What is more worrying, is the seeming willingness of Amnesty International in the report to accept, without giving any sort of context, and without any critical questioning, sentiments offered by ‘detainees’. For example, even though the report later says that “persons suspected or convicted of terrorist offences are automatically assigned to the TA,” when confronted with the sentiment that

Due to the TA’s predominantly Muslim population, former detainees and civil society groups have heavily criticized the TA for being discriminatory against Muslims and at times have taken public action to protest the TA for being a ‘Muslim detention centre’,

the report, in one sentence both claims it

does not assess whether this is the case or whether terrorism legislation is applied in a discriminatory manner, [but] it is important for the government to recognize that many former detainees interviewed shared the strong belief that the TA was a detention facility that specifically targeted Muslims.

Amnesty International here leaves out the context that the vast majority of terrorism in Europe is Jihadist terrorism. In failing to assess the claim, while at the same time stressing the importance to ‘recognise a strong belief’, Amnesty International appears to lend it credence. It might have been wiser if Amnesty International had declined to take a position on the issue.

Unfortunately, Amnesty International seems unwilling to leave its opinions out of the report. They creep in every now and again, leading to statements such as the following:

Additionally, TA population growth has been, and will continue to be, the result of investigators and prosecutors relying on overly broad definitions of what constitutes a ‘terrorist offence’ and an ever-expanding set of counterterrorism laws that criminalise preparatory acts not closely linked to a principal offence. This expansion, for example, has resulted in a woman being detained and convicted for re-tweeting a single tweet that, according to a court, disseminated a message that incited people to fight in Syria, and a man being convicted for transferring 1,000 Euros to a childhood friend who travelled to Syria.

However, when investigating the examples given, it seems like there was substantial cherry-picking. As becomes clear from the (unofficial translation by the official website) translation of the verdict in the case of the woman. Although she was indeed convicted for

one inciting retweet and sentenced to seven days of imprisonment,

this was in the context of a court case involving eight others, and she was acquitted of participation in a criminal organisation with terrorist intent. Unlike the other eight, who received sentences of up to six years in prison.

And the man convicted for transferring €1000 to a ‘childhood friend’? That friend was actually a jihadist, something the man knew, as became clear from messages they exchanged. As such, he wasn’t convicted for transferring money to a childhood friend, but for being

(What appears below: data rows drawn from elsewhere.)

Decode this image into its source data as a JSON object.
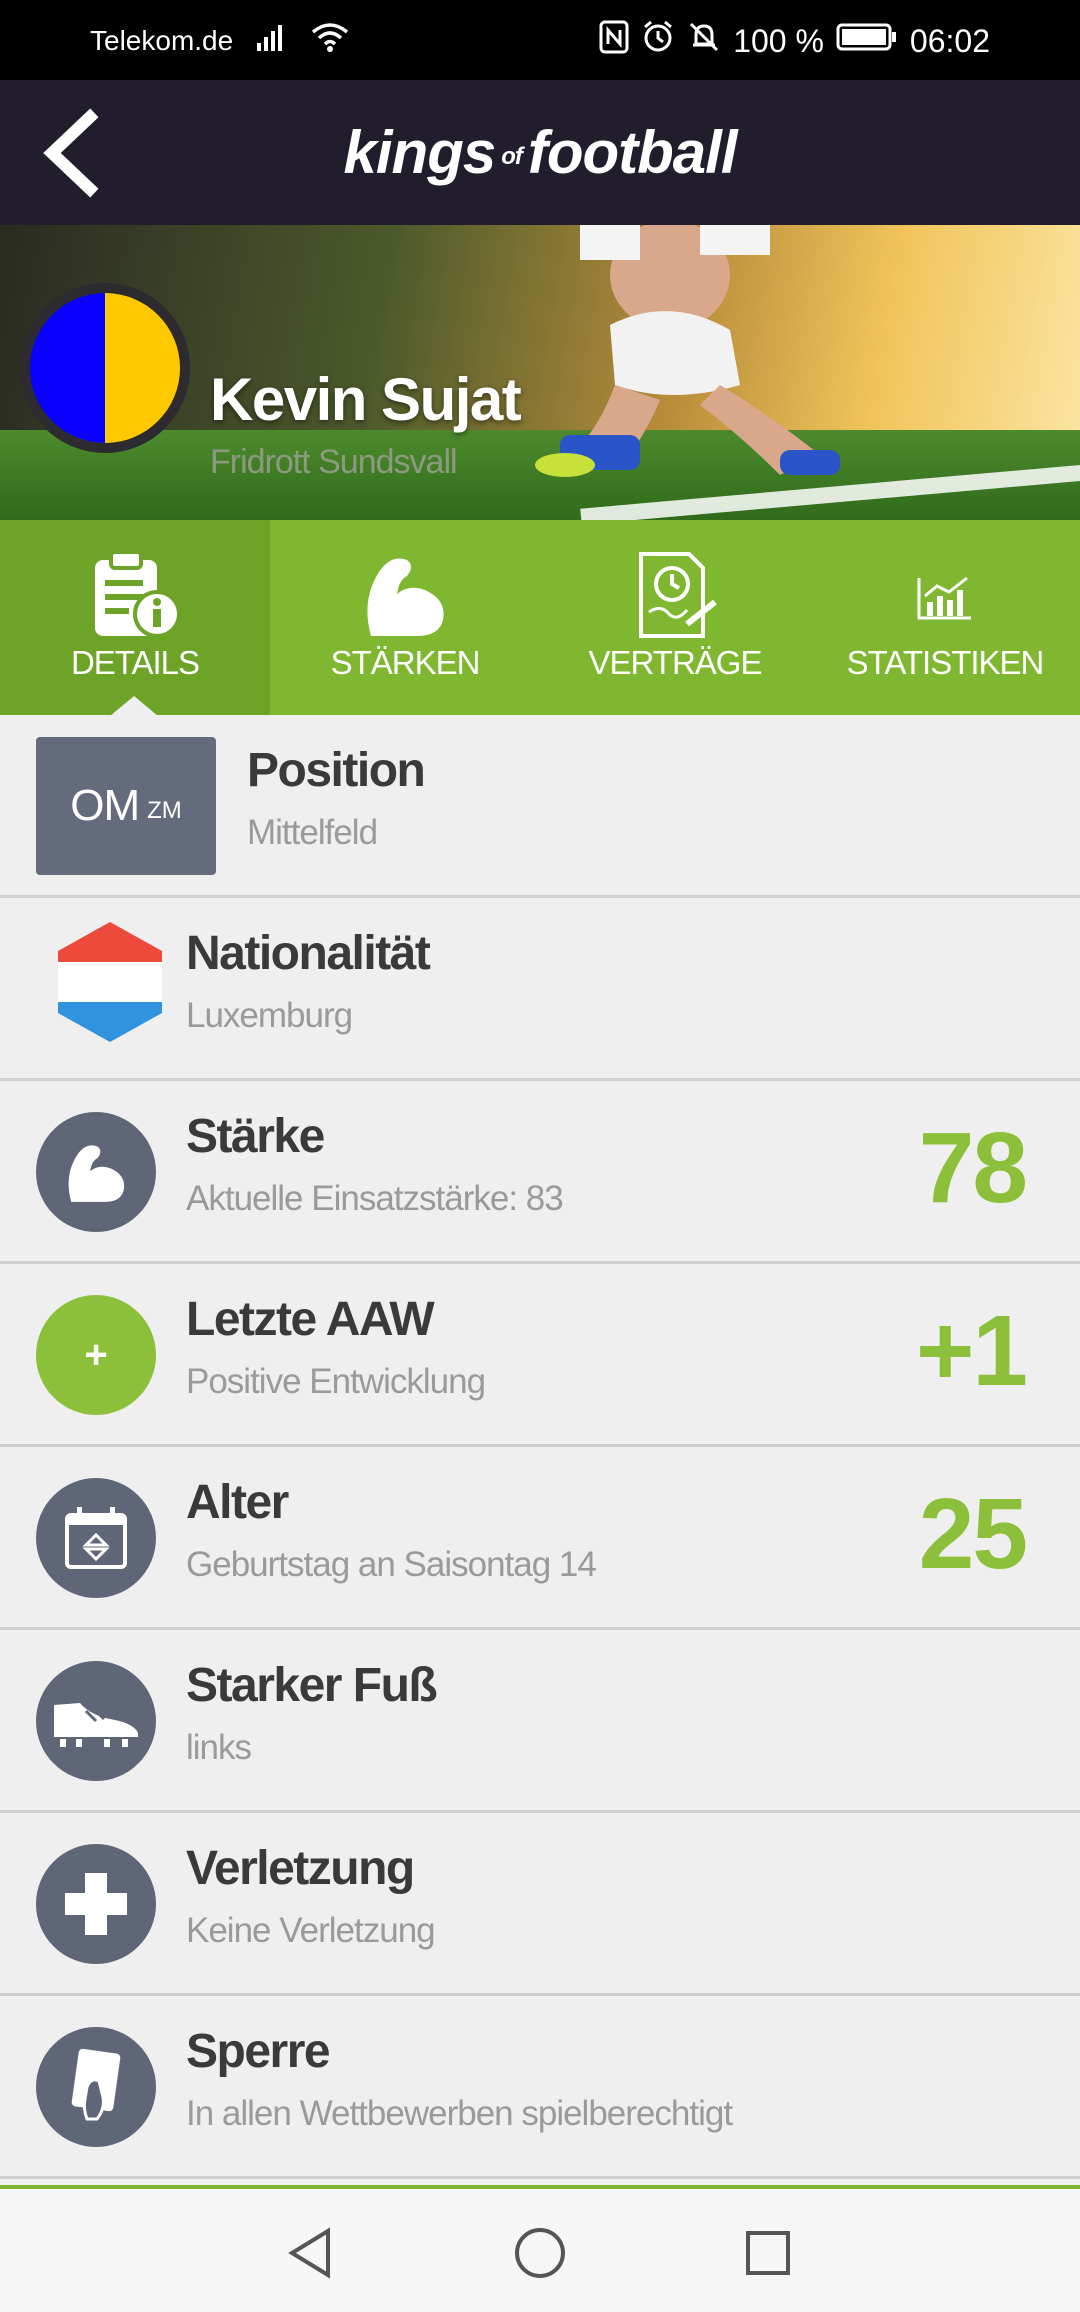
{
  "status_bar": {
    "carrier": "Telekom.de",
    "battery": "100 %",
    "time": "06:02"
  },
  "header": {
    "logo_kings": "kings",
    "logo_of": "of",
    "logo_football": "football"
  },
  "player": {
    "name": "Kevin Sujat",
    "club": "Fridrott Sundsvall",
    "crest_colors": [
      "#0a00ff",
      "#ffc800"
    ]
  },
  "tabs": [
    {
      "label": "DETAILS",
      "icon": "clipboard-info-icon",
      "active": true
    },
    {
      "label": "STÄRKEN",
      "icon": "flexed-arm-icon",
      "active": false
    },
    {
      "label": "VERTRÄGE",
      "icon": "contract-clock-icon",
      "active": false
    },
    {
      "label": "STATISTIKEN",
      "icon": "chart-icon",
      "active": false
    }
  ],
  "details": {
    "position": {
      "title": "Position",
      "sub": "Mittelfeld",
      "code": "OM",
      "secondary_code": "ZM"
    },
    "nationality": {
      "title": "Nationalität",
      "sub": "Luxemburg",
      "flag_colors": [
        "#ed4a3c",
        "#ffffff",
        "#2f93de"
      ]
    },
    "strength": {
      "title": "Stärke",
      "sub": "Aktuelle Einsatzstärke: 83",
      "value": "78"
    },
    "last_aaw": {
      "title": "Letzte AAW",
      "sub": "Positive Entwicklung",
      "value": "+1",
      "icon_symbol": "+"
    },
    "age": {
      "title": "Alter",
      "sub": "Geburtstag an Saisontag 14",
      "value": "25"
    },
    "strong_foot": {
      "title": "Starker Fuß",
      "sub": "links"
    },
    "injury": {
      "title": "Verletzung",
      "sub": "Keine Verletzung"
    },
    "suspension": {
      "title": "Sperre",
      "sub": "In allen Wettbewerben spielberechtigt"
    }
  },
  "colors": {
    "accent_green": "#80b730",
    "value_green": "#8dc03a",
    "header_dark": "#221d2c",
    "icon_gray": "#5f6678"
  }
}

guilty of collecting and providing money on account of a jihadist present in the conflict zone in Syria, meant to finance the armed struggle there. In this way, the defendant has substantially contributed to, or meant to contribute to the violent jihad in Syria. The actions of the defendant were, after all, aimed at continuing that conflict, a conflict that sees many die in gruesome manners every day. It is common knowledge that jihadist groups in Syria are guilty of gross violations of human rights. Defendant is guilty, by his actions, of a serious terrorist crime.